Shaun Castine took a week of vacation from milking cows in Miner Institute’s barn to show his beef cows at the fair. Eleven of Castiron Acres purebred Hereford animals were shown as part of the 4H and FFA shows. Shaun prefers to let his daughter, Ava, 11, do the showing, but says if he has to, he’ll get in the show ring too. Ava really enjoys it, and has “really been working hard,” Shaun said. Shaun’s wife, Emily, is the 4H leader for the Milk Dippers club. Ava earned master showman for the 4H show and reserve master showman for the FFA show, Shaun said. One of their heifers earned reserve champion status and a yearling earned a champion status. Shaun said that his family looks forward to the fair every year and plan to also show at the Malone fair and at a show in Westport. He hopes to eventually take some Castiron Acres animals to the New York State Fair in Syracuse.
Jem Farm, Tangled Reins 4H Club – Dan and Georgia Belrose
Dan Belrose’s daughter, Georgia, has been showing at the Clinton County Fair for four years as part of the Tangled Reins 4H Club, showing horses from Larry and Donna Sorrell’s Jem Farm in Champlain. Dan says that Georgia absolutely loves it. Dan’s role during fair week, in addition to cheering on Georgia, is to wipe down saddles and equipment, muck stalls, spray the horses with fly spray, and act as a personal assistant to Georgia, making sure that she has everything she needs and gets where she needs to be at the right time. “It makes for a long week,” Dan said. “But the kids love it.” Georgia shows a horse and a pony this year and participated in the 4H show on Wednesday and Thursday and then in the open show on Friday and Saturday. She will be representing Clinton County in the 4H show at the NY State Fair in Syracuse for the third year in 2019.
Brightside Farm – Heather Dann and Lincoln Perkins
Heather Dann and her son, Lincoln Perkins, brought three pigs to the fair – Mr. Squealer, Susan, and Apey. They seemed to be the only pigs at this year’s fair. Lincoln showed Susan, who won as champion market hog. Aubrey Gauthier showed Mr. Squealer. The pigs all enjoyed the attention given to them at the fair and liked being pet by visitors. Susan, Mr. Squealer, and Apey entertained fair visitors by playing with a blue Jolly ball and a red Kong Frisbee. Heather said she was surprised by how much attention her pigs got. People enjoyed watching and interacting with the pigs, even stopping to take selfies and videos with the pigs. In addition, Lincoln showed a meat goat kid leased from Valerie Bertholf in West Chazy; and a dairy goat kid leased from Heather Gauthier. Heather said that Lincoln enjoyed showing and cuddling with the goats.
An expansion of the dairy barn to better accommodate our research program is underway! The research side of the barn will be more than doubled as an additional 40,000 square feet will be added to the south side of the barn. The addition is 291 feet long. The job has been awarded to Fuller Excavating, who will hopefully begin construction in August.
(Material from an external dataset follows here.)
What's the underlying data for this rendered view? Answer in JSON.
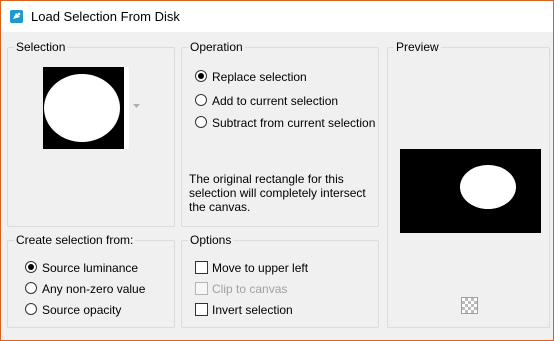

Site prep has been ongoing for several months, beginning with tree removal in early spring. Nearly 8000 cubic yards of gravel was pulled from the hill across from the Miner powerhouse on Ridge Road and used for base material at the construction site. It is estimated that this saved more than $30,000 since we did not need to purchase and haul from another quarry.